Second, Japanese companies can afford to invest. Current levels of cash at hand are historically high, and debt-to-equity ratios historically low. Furthermore, balance sheets and profitability have improved dramatically in recent quarters, giving companies more investment firepower.
Third, new regulations may actually induce capital spending. The governmentis considering imposing more stringent requirements for earthquake-resistant buildings and energy-efficient equipment, and penalizing companies that fall short of the required conditions. This would push companies to invest in new capital assets.
Finally, Japan’s working population is declining. With its fast-aging society and the approaching retirement of ‘baby boomers,’ Japan will lose 6.3% of its working population in the next five years. The weaker yen may encourage Japanese companies to bring some offshore production back home, but they will likely find fewer available workers, increasing their reliance on more productive technologies.
In short, we believe Japanese companies have sufficient justification and financial wherewithal to modernize their buildings and factories, IT systems, production equipment and facilities, and other aging assets.
If a Japanese capex revival does take hold, investment opportunities are likely to emerge in directly related sectors. The primary ones would be the construction, heavy industry, and machinery sectors, which are best positioned for the potential replacement cycle for capital assets over the next 2–3 years. This will be on top of the business they already generate from the public investment driven by the government’s fiscal measures.
Furthermore, many of Japan’s capital equipment makers have meaningful exposure to Europe and the emerging markets. So far, this has worked as a ‘discount factor’ to their share prices because these regions are facing growth constraints. Over the next year, we believe the recovering European and emerging market economies will turn into a support factor for capitalequipment manufacturers.
The sectors mentioned above are considered ‘late cyclical,’ which means their earnings tend to accelerate in the middle of an economic recovery cycle. As such, during this period, these sectors will be more likely to outperform the benchmark compared to other sectors.
The IT sector is also poised to capture the benefits of a capex revival. With their high levels of cash and earnings, Japanese companies have sufficiently deep pockets to upgrade their IT systems as well as other assets. In our view, IT investment has become crucial for Japanese companies to sustain productivity, given the accelerating decline of the local workforce.

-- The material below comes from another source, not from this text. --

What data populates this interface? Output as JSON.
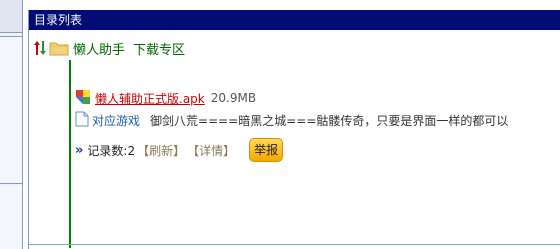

One way companies can accommodate this demographic shift is by enabling remote working environments. Recent developments in secure data transmission and communication facilitate work-from-home arrangements. The consumption tax hike starting April 2014 should already be serving as a catalyst for many companies to modernize their IT systems.
Finally, energy will play a crucial role in Japan’s capex revival. The country has lost more than 20% of its power generation capacity since the 2011 earthquake and tsunami shut down its nuclear power plants. With its existing geothermal facilities being old and inefficient, Japan needs to prioritize the buildup of more efficient thermal power plants.
To realize his capex revival vision, Abe needs to cross legislative hurdles. With his Liberal Democratic Party controlling both houses of the Diet, Abe may well see his key reform bills pass next year, assuming he does nothing to damage his popularity. As the third arrow of Abenomics comes into shape, other potential investment opportunities could well emerge.